Tunisian President Kais Saied sacked the Defense Minister on Monday, the day after his decision to suspend the activities of Parliament and sack the Prime Minister, exacerbating the crisis in which the young democracy has been plunged for months.
After a day of demonstrations on Sunday in many cities of the country against the management of the coronavirus epidemic by the government of Hichem Mechichi, President Saied sacked the latter and announced “the freezing” of the activities of Parliament for 30 days.
He granted himself executive power, announcing his intention to appoint a new prime minister and making changes in government.
On Monday, the Presidency of the Republic announced in a press release the dismissal of Defense Minister Ibrahim Bartagi and government spokesperson Hasna Ben Slimane, also Minister of the Civil Service and Acting Minister of Justice.
Ennahdha, the main party in Parliament, criticized these measures, denouncing “a coup against the revolution and against the Constitution”.
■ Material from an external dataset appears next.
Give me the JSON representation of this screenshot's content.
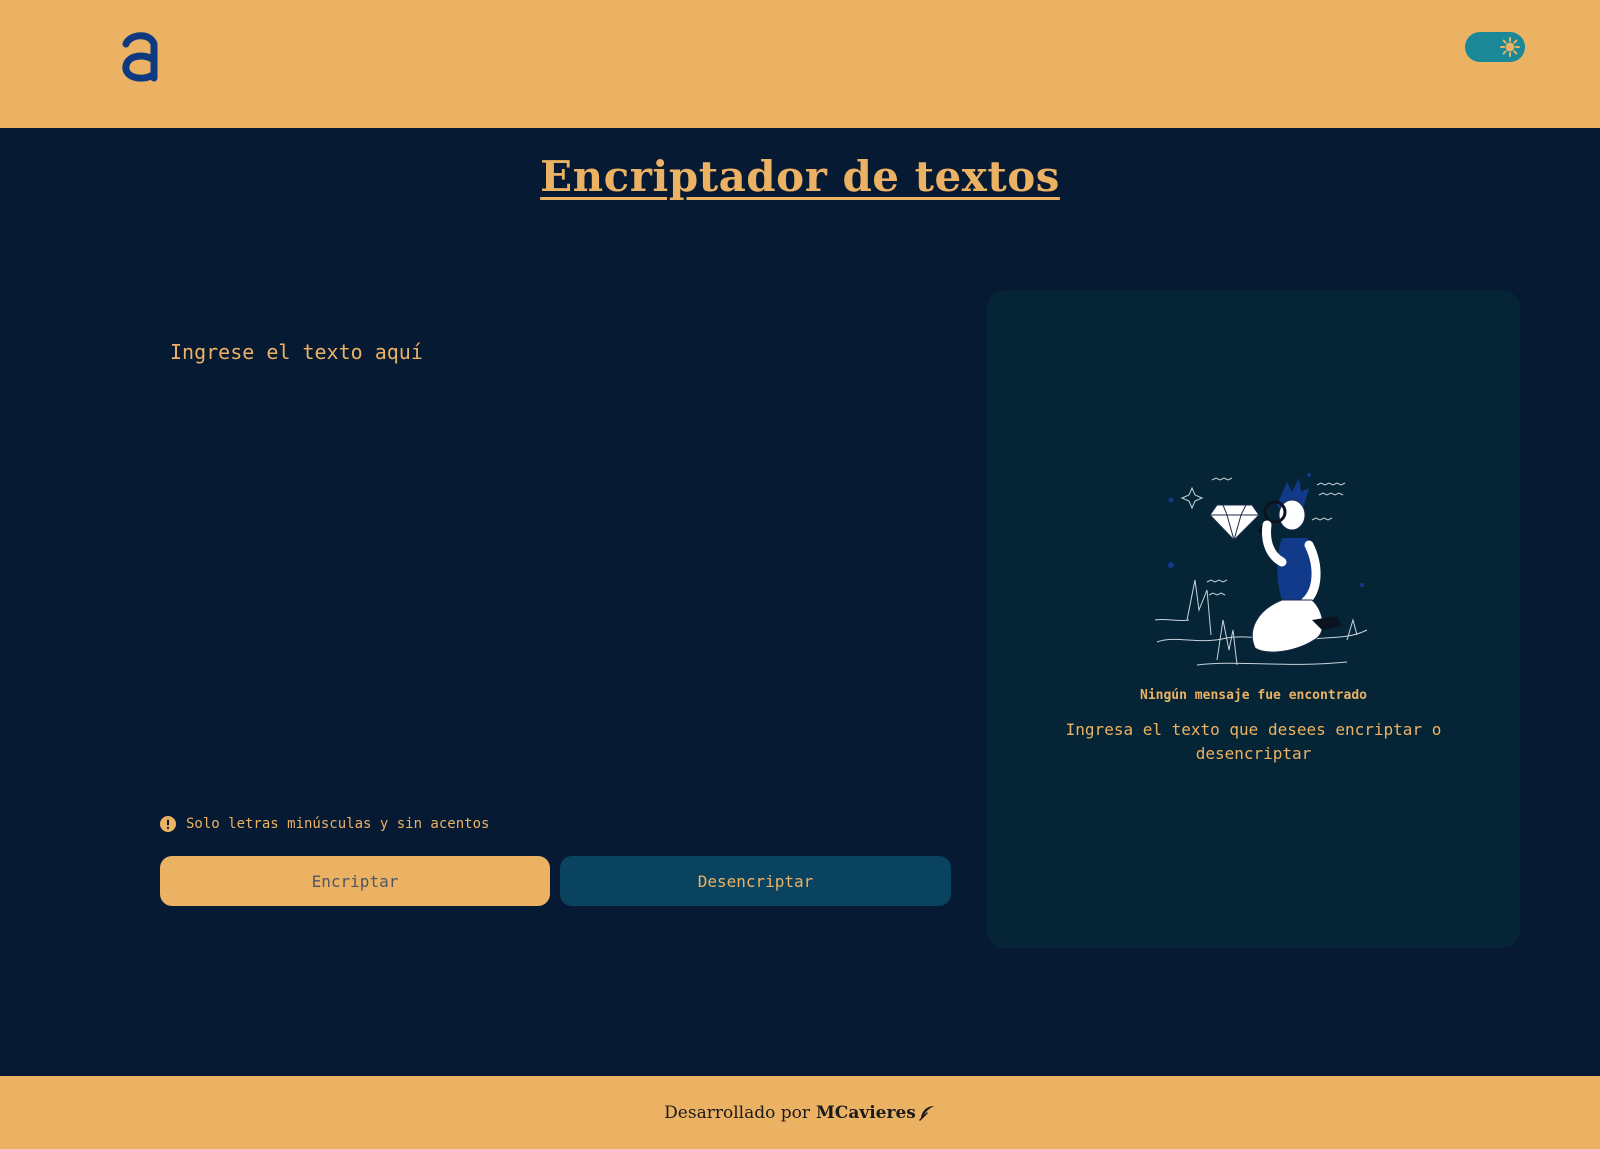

On the other hand, the General Union of Tunisian Workers (UGTT), an influential central trade union, implicitly supported Mr. Saied’s decisions, considering that they were “in conformity” with the Constitution, while calling for the continuation of the democratic process, more ten years after the uprising that led to the fall of Ben Ali.
“It is time” that the parties responsible for the “degraded” situation in the country “assume their responsibilities”, said the union.
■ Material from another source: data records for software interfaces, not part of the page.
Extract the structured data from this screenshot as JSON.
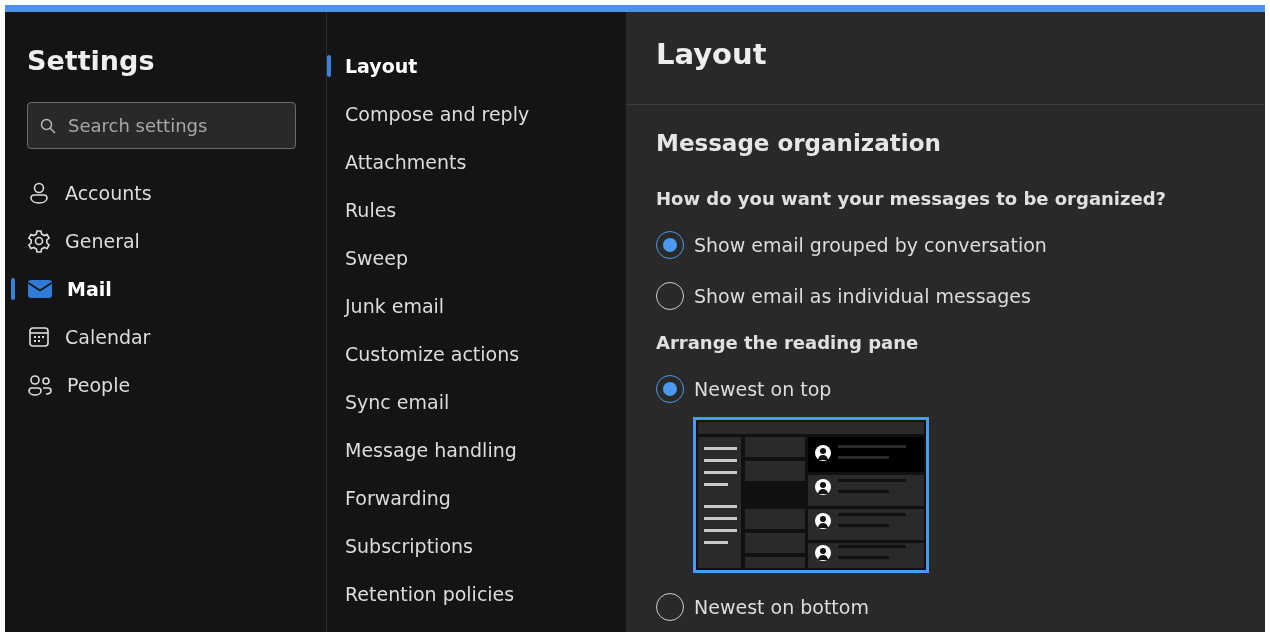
{
  "sidebar": {
    "title": "Settings",
    "search": {
      "placeholder": "Search settings"
    },
    "items": [
      {
        "label": "Accounts",
        "selected": false
      },
      {
        "label": "General",
        "selected": false
      },
      {
        "label": "Mail",
        "selected": true
      },
      {
        "label": "Calendar",
        "selected": false
      },
      {
        "label": "People",
        "selected": false
      }
    ]
  },
  "subnav": {
    "items": [
      {
        "label": "Layout",
        "selected": true
      },
      {
        "label": "Compose and reply",
        "selected": false
      },
      {
        "label": "Attachments",
        "selected": false
      },
      {
        "label": "Rules",
        "selected": false
      },
      {
        "label": "Sweep",
        "selected": false
      },
      {
        "label": "Junk email",
        "selected": false
      },
      {
        "label": "Customize actions",
        "selected": false
      },
      {
        "label": "Sync email",
        "selected": false
      },
      {
        "label": "Message handling",
        "selected": false
      },
      {
        "label": "Forwarding",
        "selected": false
      },
      {
        "label": "Subscriptions",
        "selected": false
      },
      {
        "label": "Retention policies",
        "selected": false
      }
    ]
  },
  "content": {
    "title": "Layout",
    "section": {
      "title": "Message organization",
      "groups": [
        {
          "question": "How do you want your messages to be organized?",
          "options": [
            {
              "label": "Show email grouped by conversation",
              "selected": true
            },
            {
              "label": "Show email as individual messages",
              "selected": false
            }
          ]
        },
        {
          "question": "Arrange the reading pane",
          "options": [
            {
              "label": "Newest on top",
              "selected": true,
              "preview": true
            },
            {
              "label": "Newest on bottom",
              "selected": false
            }
          ]
        }
      ]
    }
  }
}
Several countries worried about this coup
Several countries have said they are “worried” about this dramatic turn of events which is plunging the country into the unknown. Ankara, an ally of Ennahdha, notably called for restoring “democratic legitimacy”.
Germany called for “respect for civil liberties, which is one of the most important gains of the Tunisian revolution” of 2011, often presented as the only successful one of the Arab Spring.
The fear of a backtracking on the freedoms acquired in 2011 was accentuated after the closure on Monday of the office of the Qatari channel Al-Jazeera in Tunis by the police, without a court decision or other explanation than the application of ” instructions “.
Several hundred supporters of President Saied and Ennahdha exchanged throwing bottles and stones in front of Parliament in Tunis for several hours in the middle of the afternoon, AFP journalists noted.
The Speaker of Parliament Rached Ghannouchi, also head of Ennahdha, called for mobilization and remained for nearly 12 hours in front of the Assembly sealed off by the military to demand the right to access it.
According to Ennahdha, the Bureau of the Assembly, meeting outside Parliament, called on the army and the security forces to “side with the Tunisian people and fulfill their role of protecting the Constitution”.
The standoff between Ghannouchi and Saied
For six months, the standoff between MM. Ghannouchi and Saied plunged Tunisia into a constitutional crisis.
Mr. Saied’s decisions are aimed at “changing the nature of the political regime in Tunisia and moving it from a parliamentary democratic regime to a presidential, individual and authoritarian regime,” Ghannouchi said in a statement posted on the page official Ennahdha.
Mr. Saied assured to have suspended the Parliament under article 80 of the Constitution, which envisages exceptional measures in the event of “imminent danger”.
This article applies for 30 days, after which the Constitutional Court is responsible for deciding on their possible renewal. But since the adoption of the Constitution in 2014, the political calculations of the parties have prevented the establishment of this key institution of democracy.
Since the beginning of July, Tunisia has been facing an epidemic peak, with one of the worst official death rates in the world. The country of 12 million people has recorded more than 560,000 cases, including more than 18,000 deaths.
Last week, Mr Mechichi sacked his health minister as cases skyrocketed, the latest in a series of health ministers to be sacked.
Ennahdha’s allies in the coalition, Qalb Tounes and the nationalist Islamist movement Karama, have condemned Mr. Saied’s decisions.
In the opposition, the Democratic Current, a socio-democratic party which has repeatedly supported Mr. Saied, rejected his seizure of power, nevertheless attributing the responsibility for “popular tension and the crisis (…) to the government coalition” in power.